Set down the entries below exactly, leaving out all images.

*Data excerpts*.
◇ ◇ ◇
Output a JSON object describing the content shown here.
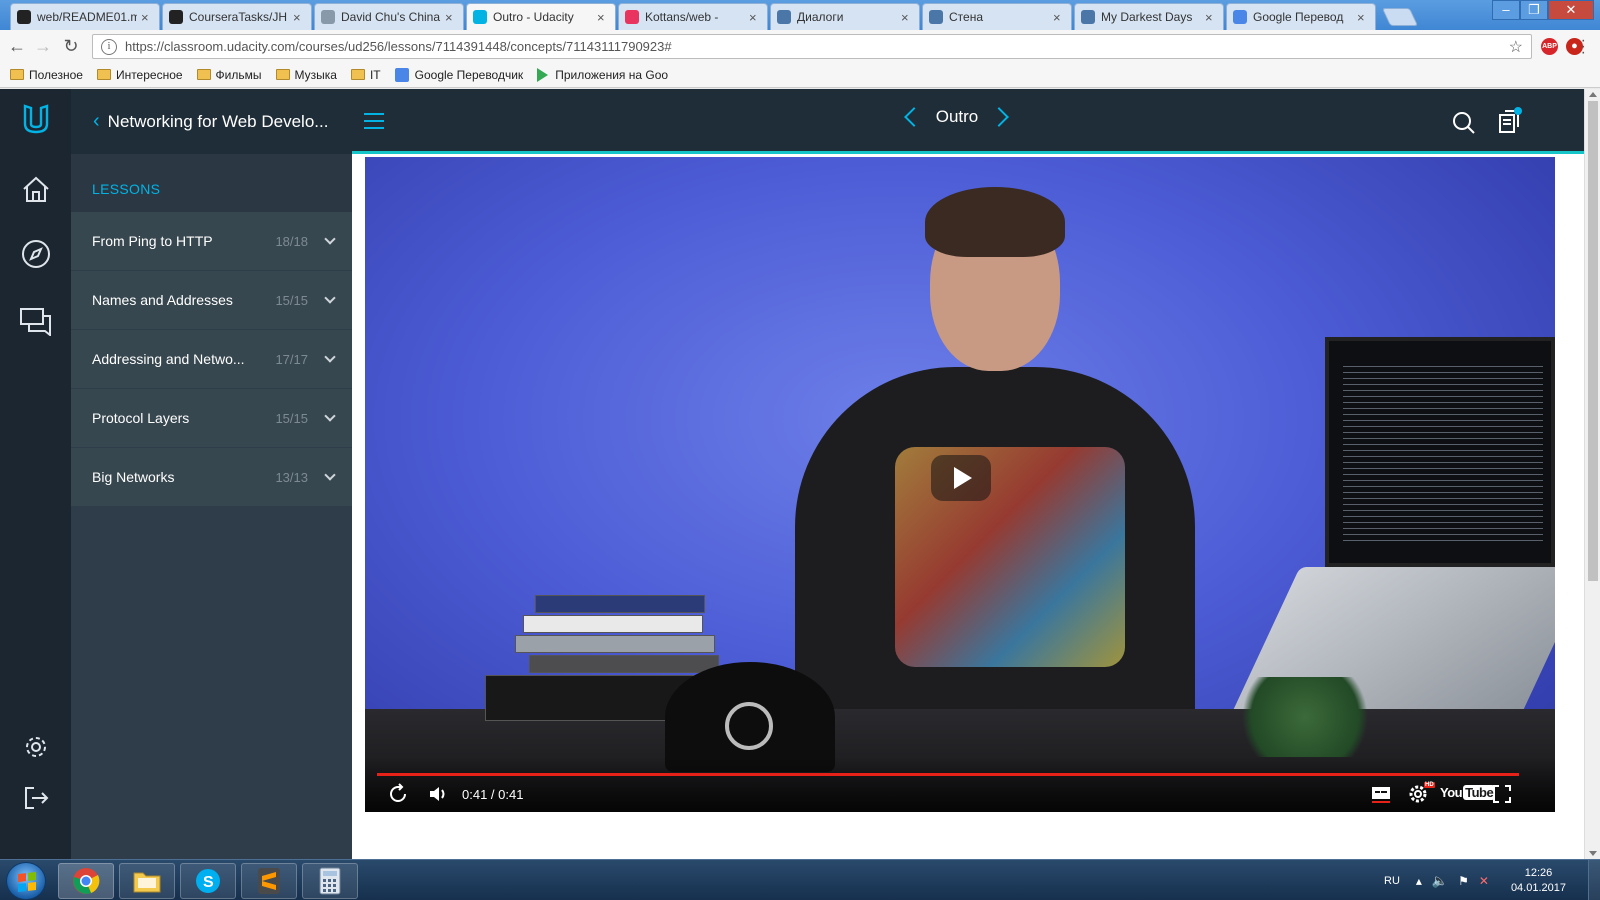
{
  "browser": {
    "tabs": [
      {
        "title": "web/README01.m",
        "favicon": "github-icon",
        "color": "#222222"
      },
      {
        "title": "CourseraTasks/JH",
        "favicon": "github-icon",
        "color": "#222222"
      },
      {
        "title": "David Chu's China",
        "favicon": "page-icon",
        "color": "#8899aa"
      },
      {
        "title": "Outro - Udacity",
        "favicon": "udacity-icon",
        "color": "#02b3e4",
        "active": true
      },
      {
        "title": "Kottans/web -",
        "favicon": "gitter-icon",
        "color": "#e8345e"
      },
      {
        "title": "Диалоги",
        "favicon": "vk-icon",
        "color": "#4a76a8"
      },
      {
        "title": "Стена",
        "favicon": "vk-icon",
        "color": "#4a76a8"
      },
      {
        "title": "My Darkest Days",
        "favicon": "vk-icon",
        "color": "#4a76a8"
      },
      {
        "title": "Google Перевод",
        "favicon": "google-translate-icon",
        "color": "#4a86e8"
      }
    ],
    "url": "https://classroom.udacity.com/courses/ud256/lessons/7114391448/concepts/71143111790923#",
    "bookmarks": [
      {
        "label": "Полезное",
        "type": "folder"
      },
      {
        "label": "Интересное",
        "type": "folder"
      },
      {
        "label": "Фильмы",
        "type": "folder"
      },
      {
        "label": "Музыка",
        "type": "folder"
      },
      {
        "label": "IT",
        "type": "folder"
      },
      {
        "label": "Google Переводчик",
        "type": "translate"
      },
      {
        "label": "Приложения на Goo",
        "type": "play"
      }
    ],
    "extensions": {
      "abp": "ABP"
    }
  },
  "udacity": {
    "course_title": "Networking for Web Develo...",
    "lessons_header": "LESSONS",
    "lessons": [
      {
        "name": "From Ping to HTTP",
        "count": "18/18"
      },
      {
        "name": "Names and Addresses",
        "count": "15/15"
      },
      {
        "name": "Addressing and Netwo...",
        "count": "17/17"
      },
      {
        "name": "Protocol Layers",
        "count": "15/15"
      },
      {
        "name": "Big Networks",
        "count": "13/13"
      }
    ],
    "concept_title": "Outro",
    "accent_color": "#02b3e4"
  },
  "video": {
    "time": "0:41 / 0:41",
    "progress_fraction": 1.0,
    "youtube_label": "You",
    "youtube_tube": "Tube",
    "hd_badge": "HD"
  },
  "taskbar": {
    "language": "RU",
    "time": "12:26",
    "date": "04.01.2017"
  }
}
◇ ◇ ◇
*Your solution*.
Output a JSON object describing the content shown here.
{
  "browser": {
    "tabs": [
      {
        "title": "web/README01.m",
        "favicon": "github-icon",
        "color": "#222222"
      },
      {
        "title": "CourseraTasks/JH",
        "favicon": "github-icon",
        "color": "#222222"
      },
      {
        "title": "David Chu's China",
        "favicon": "page-icon",
        "color": "#8899aa"
      },
      {
        "title": "Outro - Udacity",
        "favicon": "udacity-icon",
        "color": "#02b3e4",
        "active": true
      },
      {
        "title": "Kottans/web -",
        "favicon": "gitter-icon",
        "color": "#e8345e"
      },
      {
        "title": "Диалоги",
        "favicon": "vk-icon",
        "color": "#4a76a8"
      },
      {
        "title": "Стена",
        "favicon": "vk-icon",
        "color": "#4a76a8"
      },
      {
        "title": "My Darkest Days",
        "favicon": "vk-icon",
        "color": "#4a76a8"
      },
      {
        "title": "Google Перевод",
        "favicon": "google-translate-icon",
        "color": "#4a86e8"
      }
    ],
    "url": "https://classroom.udacity.com/courses/ud256/lessons/7114391448/concepts/71143111790923#",
    "bookmarks": [
      {
        "label": "Полезное",
        "type": "folder"
      },
      {
        "label": "Интересное",
        "type": "folder"
      },
      {
        "label": "Фильмы",
        "type": "folder"
      },
      {
        "label": "Музыка",
        "type": "folder"
      },
      {
        "label": "IT",
        "type": "folder"
      },
      {
        "label": "Google Переводчик",
        "type": "translate"
      },
      {
        "label": "Приложения на Goo",
        "type": "play"
      }
    ],
    "extensions": {
      "abp": "ABP"
    }
  },
  "udacity": {
    "course_title": "Networking for Web Develo...",
    "lessons_header": "LESSONS",
    "lessons": [
      {
        "name": "From Ping to HTTP",
        "count": "18/18"
      },
      {
        "name": "Names and Addresses",
        "count": "15/15"
      },
      {
        "name": "Addressing and Netwo...",
        "count": "17/17"
      },
      {
        "name": "Protocol Layers",
        "count": "15/15"
      },
      {
        "name": "Big Networks",
        "count": "13/13"
      }
    ],
    "concept_title": "Outro",
    "accent_color": "#02b3e4"
  },
  "video": {
    "time": "0:41 / 0:41",
    "progress_fraction": 1.0,
    "youtube_label": "You",
    "youtube_tube": "Tube",
    "hd_badge": "HD"
  },
  "taskbar": {
    "language": "RU",
    "time": "12:26",
    "date": "04.01.2017"
  }
}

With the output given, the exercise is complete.